20. “My partner has the top half. He’s with me on this journey. To me, it means we’re all living the same life at different stages, dealing with problems some different then others.” — Lettie H.
21. “;IGY6 22 it’s in my fathers hand writing who [died by] suicide. It reminds me daily to keep pushing. ;IGY6 22 means ‘pause,’ ‘I got your six (or back),’ the meaning 22 is because he was a veteran and so am I, and 22 veterans a day take their lives. I got this because I wanted others to see it in the military and know that I would help.” — Tanner M.
22. “It says, ‘Some of her journey was not very nice of course but sometimes, it was beautiful just the same.’ It’s a quote from my grandmother’s eulogy that my dad wrote. My grandma passed in the midst of my struggle with depression, anxiety and an eating disorder. It reminds me that our journey’s are never perfect, but despite my imperfection, I am still loved.” — Haley Q.
23. “It’s a lotus flower, which represents my struggle with depression because it is rooted in all the bad and blossoms into the great! It also incorporates the semicolon to show suicide/mental health awareness” — Emily W.
24. “Got this when I was at a very low point in 2015. I have followed To Write Love On Her Arms and this phrase came just at the right time. It really helped me when I couldn’t find a way to help myself. It reminded me of what I offer this world and the people in it. Now it serves as a reminder every time I see it. I am important. My story is important. I matter. And so do you.” — Bernadette C.
25. “I designed my tattoo. It has a huge personal meaning. It looks grim, but it reminds me every day how much I’ve endured and gotten through on my own, always coming out stronger in the end. I wear my heart on my sleeve. My art also helps me deal with my illness as well.” — Sophie D.
26. “This is my recovery tattoo. To me, a treble clef is more than just a music note. Music is my refuge, whenever I feel like self-harming or laying in bed all day, I turn to music. It makes me feel alive, it shows me I’m not alone. The ‘so it goes’ is a Billy Joel quote that represents just letting life be, things are going to happen that I have no control over. And that is OK.” — Courtney A.
27. “I got the tattoo to remind me that ‘my story isn’t over’ and my battle continues! I will fight every day, harder and harder, to win.” — Renea C.

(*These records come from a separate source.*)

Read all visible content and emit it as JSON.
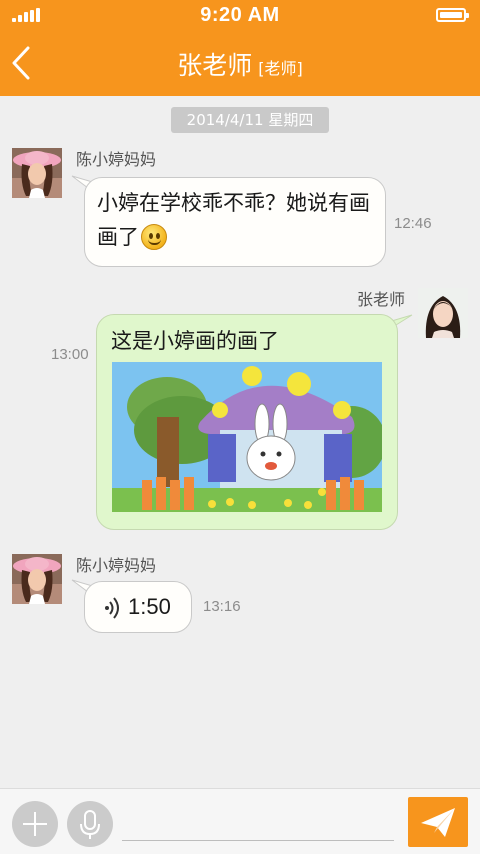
{
  "status_bar": {
    "time": "9:20 AM"
  },
  "header": {
    "title": "张老师",
    "role_tag": "[老师]"
  },
  "date_divider": "2014/4/11  星期四",
  "messages": [
    {
      "sender": "陈小婷妈妈",
      "side": "left",
      "type": "text",
      "text": "小婷在学校乖不乖？她说有画画了",
      "emoji": "smile-emoji",
      "time": "12:46"
    },
    {
      "sender": "张老师",
      "side": "right",
      "type": "text+image",
      "text": "这是小婷画的画了",
      "image": "children-drawing-rabbit-mushroom-house",
      "time": "13:00"
    },
    {
      "sender": "陈小婷妈妈",
      "side": "left",
      "type": "voice",
      "duration": "1:50",
      "time": "13:16"
    }
  ],
  "input_bar": {
    "placeholder": "",
    "value": ""
  },
  "colors": {
    "accent": "#f7951d",
    "outgoing_bubble": "#e0f7cc",
    "incoming_bubble": "#fffefb",
    "background": "#efefef"
  },
  "icons": [
    "signal-icon",
    "battery-icon",
    "back-arrow-icon",
    "emoji-icon",
    "voice-wave-icon",
    "plus-icon",
    "microphone-icon",
    "send-plane-icon"
  ]
}
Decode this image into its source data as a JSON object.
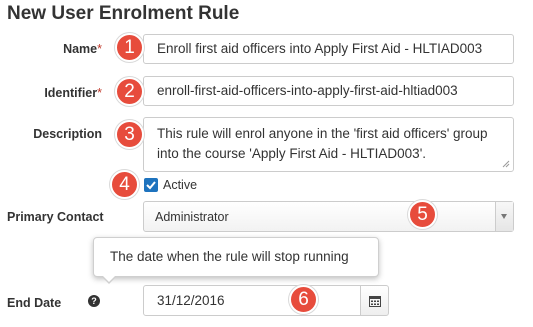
{
  "page": {
    "title": "New User Enrolment Rule"
  },
  "fields": {
    "name": {
      "label": "Name",
      "required_mark": "*",
      "value": "Enroll first aid officers into Apply First Aid - HLTIAD003"
    },
    "identifier": {
      "label": "Identifier",
      "required_mark": "*",
      "value": "enroll-first-aid-officers-into-apply-first-aid-hltiad003"
    },
    "description": {
      "label": "Description",
      "value": "This rule will enrol anyone in the 'first aid officers' group into the course 'Apply First Aid - HLTIAD003'."
    },
    "active": {
      "label": "Active",
      "checked": true
    },
    "primary_contact": {
      "label": "Primary Contact",
      "value": "Administrator"
    },
    "end_date": {
      "label": "End Date",
      "value": "31/12/2016",
      "tooltip": "The date when the rule will stop running"
    }
  },
  "badges": [
    "1",
    "2",
    "3",
    "4",
    "5",
    "6"
  ],
  "colors": {
    "badge": "#e74c3c",
    "checkbox": "#1e73be",
    "required": "#c0392b"
  },
  "icons": {
    "help": "question-circle-icon",
    "calendar": "calendar-icon",
    "select_arrow": "caret-down-icon",
    "check": "checkmark-icon"
  }
}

28. “It’s a ‘Harry Potter’ spell that casts off Dementors, and Dementors basically suck your soul. With the spell you have a patronus, which is basically what fights for you and saves you. The Dementor is a metaphor for depression and the patronus is the feelings of love and hope that fight against it. With this tattoo, I am reminded that even though I struggle, I still have hope.” — Sydney T.
29. “I got this on top of my scars to remind myself that although the battle seems endless and I have an anchor weighing me down, I will not sink to the bottom because I am stronger than that.” — Bree N.
If you or someone you know needs help, visit our suicide prevention resources page.
If you need support right now, call the National Suicide Prevention Lifeline at 1-800-273-8255, the Trevor Project at 1-866-488-7386 or text “HOME” to 741-741. Head here for a list of crisis centers around the world.